## What to do
When a line in the entries contains the word "initials", copy that line in full.

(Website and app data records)
- - -

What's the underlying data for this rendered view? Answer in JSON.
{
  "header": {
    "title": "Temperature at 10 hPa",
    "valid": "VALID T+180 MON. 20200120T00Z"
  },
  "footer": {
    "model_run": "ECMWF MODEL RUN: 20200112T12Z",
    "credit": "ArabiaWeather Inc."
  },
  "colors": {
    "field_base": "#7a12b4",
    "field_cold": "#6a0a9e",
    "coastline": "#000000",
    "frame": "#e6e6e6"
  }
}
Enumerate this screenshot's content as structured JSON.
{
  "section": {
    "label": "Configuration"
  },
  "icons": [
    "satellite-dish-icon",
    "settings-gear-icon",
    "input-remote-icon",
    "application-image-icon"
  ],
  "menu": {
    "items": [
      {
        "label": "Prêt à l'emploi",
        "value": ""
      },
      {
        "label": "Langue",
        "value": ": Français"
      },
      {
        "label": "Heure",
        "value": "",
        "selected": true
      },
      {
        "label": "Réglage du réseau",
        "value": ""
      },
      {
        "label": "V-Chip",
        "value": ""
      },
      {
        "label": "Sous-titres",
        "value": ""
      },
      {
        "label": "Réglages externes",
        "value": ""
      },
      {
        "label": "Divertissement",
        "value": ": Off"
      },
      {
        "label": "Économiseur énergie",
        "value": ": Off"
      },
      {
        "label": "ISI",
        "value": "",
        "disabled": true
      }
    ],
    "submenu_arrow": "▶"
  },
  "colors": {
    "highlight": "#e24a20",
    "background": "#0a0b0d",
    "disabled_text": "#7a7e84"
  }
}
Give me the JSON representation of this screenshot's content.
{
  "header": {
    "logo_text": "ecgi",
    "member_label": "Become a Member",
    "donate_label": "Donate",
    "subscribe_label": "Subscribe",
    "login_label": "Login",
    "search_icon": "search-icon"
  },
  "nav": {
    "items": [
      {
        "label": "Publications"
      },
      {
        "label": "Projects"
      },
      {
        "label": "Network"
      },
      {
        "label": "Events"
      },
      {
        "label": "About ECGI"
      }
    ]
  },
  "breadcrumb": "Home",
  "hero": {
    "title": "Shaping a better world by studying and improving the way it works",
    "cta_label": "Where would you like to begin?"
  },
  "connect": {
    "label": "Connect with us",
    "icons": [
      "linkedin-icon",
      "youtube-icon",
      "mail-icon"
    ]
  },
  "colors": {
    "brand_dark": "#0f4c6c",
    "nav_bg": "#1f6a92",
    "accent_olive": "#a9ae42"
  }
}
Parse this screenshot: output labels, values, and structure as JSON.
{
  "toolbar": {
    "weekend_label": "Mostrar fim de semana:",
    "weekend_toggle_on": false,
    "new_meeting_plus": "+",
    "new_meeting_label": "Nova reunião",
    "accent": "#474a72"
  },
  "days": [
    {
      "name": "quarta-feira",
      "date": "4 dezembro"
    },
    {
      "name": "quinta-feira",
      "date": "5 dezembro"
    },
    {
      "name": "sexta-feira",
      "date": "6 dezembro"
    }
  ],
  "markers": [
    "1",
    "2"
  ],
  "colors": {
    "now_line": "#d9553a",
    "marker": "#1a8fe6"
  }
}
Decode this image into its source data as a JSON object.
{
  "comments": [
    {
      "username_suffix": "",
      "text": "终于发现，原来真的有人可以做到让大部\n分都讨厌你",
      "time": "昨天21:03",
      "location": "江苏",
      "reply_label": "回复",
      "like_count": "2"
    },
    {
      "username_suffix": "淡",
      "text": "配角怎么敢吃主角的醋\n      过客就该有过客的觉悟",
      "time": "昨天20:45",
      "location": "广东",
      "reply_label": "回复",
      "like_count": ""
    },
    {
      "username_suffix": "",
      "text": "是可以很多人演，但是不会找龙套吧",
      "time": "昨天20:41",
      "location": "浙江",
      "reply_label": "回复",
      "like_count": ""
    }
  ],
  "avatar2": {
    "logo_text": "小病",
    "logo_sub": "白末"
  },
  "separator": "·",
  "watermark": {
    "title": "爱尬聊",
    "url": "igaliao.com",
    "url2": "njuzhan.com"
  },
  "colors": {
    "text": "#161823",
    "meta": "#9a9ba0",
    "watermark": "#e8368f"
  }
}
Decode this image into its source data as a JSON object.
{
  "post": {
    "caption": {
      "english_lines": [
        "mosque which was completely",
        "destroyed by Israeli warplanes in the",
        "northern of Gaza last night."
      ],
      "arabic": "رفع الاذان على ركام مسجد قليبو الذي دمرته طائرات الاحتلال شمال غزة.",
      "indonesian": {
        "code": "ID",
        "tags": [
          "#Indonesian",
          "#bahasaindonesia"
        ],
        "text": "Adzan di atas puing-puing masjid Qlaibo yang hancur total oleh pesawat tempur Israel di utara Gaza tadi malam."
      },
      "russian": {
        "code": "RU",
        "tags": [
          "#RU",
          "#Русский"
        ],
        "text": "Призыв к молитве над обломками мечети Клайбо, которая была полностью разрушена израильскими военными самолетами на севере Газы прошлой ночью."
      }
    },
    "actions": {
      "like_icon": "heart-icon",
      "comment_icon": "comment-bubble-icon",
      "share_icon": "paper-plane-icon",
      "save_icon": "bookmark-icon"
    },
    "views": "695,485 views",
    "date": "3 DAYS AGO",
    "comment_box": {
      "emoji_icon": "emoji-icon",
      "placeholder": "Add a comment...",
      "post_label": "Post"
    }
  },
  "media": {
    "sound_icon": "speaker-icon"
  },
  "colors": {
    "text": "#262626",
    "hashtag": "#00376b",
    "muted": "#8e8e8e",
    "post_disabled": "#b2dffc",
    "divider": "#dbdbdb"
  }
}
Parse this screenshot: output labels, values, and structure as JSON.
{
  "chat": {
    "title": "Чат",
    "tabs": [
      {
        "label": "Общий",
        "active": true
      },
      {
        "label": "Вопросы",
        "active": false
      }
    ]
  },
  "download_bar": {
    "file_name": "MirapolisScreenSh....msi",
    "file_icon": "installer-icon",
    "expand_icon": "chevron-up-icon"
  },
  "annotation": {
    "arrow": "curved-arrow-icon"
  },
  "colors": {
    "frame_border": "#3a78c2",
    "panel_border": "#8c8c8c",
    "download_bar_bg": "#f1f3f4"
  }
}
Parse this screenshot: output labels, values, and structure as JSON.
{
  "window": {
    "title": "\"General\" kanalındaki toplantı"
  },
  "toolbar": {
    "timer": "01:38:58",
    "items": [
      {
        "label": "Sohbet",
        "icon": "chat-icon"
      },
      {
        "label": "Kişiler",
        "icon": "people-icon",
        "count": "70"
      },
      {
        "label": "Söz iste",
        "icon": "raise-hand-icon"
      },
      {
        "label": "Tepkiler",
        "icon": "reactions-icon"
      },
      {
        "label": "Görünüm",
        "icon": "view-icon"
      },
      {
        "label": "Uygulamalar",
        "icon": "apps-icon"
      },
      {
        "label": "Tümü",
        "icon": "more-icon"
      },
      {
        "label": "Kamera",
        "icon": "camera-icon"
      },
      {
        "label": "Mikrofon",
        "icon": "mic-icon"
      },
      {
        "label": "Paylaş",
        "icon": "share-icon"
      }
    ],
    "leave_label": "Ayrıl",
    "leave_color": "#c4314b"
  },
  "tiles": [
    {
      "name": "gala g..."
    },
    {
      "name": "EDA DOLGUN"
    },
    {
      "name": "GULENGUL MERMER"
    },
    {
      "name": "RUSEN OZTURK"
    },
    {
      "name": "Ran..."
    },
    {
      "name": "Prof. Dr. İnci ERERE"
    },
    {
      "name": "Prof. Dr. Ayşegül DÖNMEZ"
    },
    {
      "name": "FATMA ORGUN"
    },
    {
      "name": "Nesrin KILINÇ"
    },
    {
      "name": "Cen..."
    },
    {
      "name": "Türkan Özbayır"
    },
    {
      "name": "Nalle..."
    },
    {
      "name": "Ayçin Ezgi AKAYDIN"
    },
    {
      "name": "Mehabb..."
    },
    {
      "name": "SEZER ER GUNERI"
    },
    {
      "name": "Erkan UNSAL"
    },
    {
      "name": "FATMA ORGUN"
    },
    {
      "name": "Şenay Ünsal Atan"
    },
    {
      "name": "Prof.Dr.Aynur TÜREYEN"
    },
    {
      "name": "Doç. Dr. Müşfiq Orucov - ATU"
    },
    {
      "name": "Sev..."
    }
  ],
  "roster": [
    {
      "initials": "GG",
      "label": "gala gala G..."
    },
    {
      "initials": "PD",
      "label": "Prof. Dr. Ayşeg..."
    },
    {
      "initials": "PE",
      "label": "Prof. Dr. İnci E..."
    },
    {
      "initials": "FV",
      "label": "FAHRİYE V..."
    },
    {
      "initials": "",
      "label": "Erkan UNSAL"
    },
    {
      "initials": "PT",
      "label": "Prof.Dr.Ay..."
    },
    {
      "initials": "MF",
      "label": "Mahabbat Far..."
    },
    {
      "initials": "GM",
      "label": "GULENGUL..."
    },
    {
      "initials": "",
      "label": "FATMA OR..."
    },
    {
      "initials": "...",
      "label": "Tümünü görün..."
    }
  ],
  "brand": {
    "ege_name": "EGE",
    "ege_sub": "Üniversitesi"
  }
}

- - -

## The completed task
      "initials": "GG",
      "initials": "PD",
      "initials": "PE",
      "initials": "FV",
      "initials": "",
      "initials": "PT",
      "initials": "MF",
      "initials": "GM",
      "initials": "",
      "initials": "...",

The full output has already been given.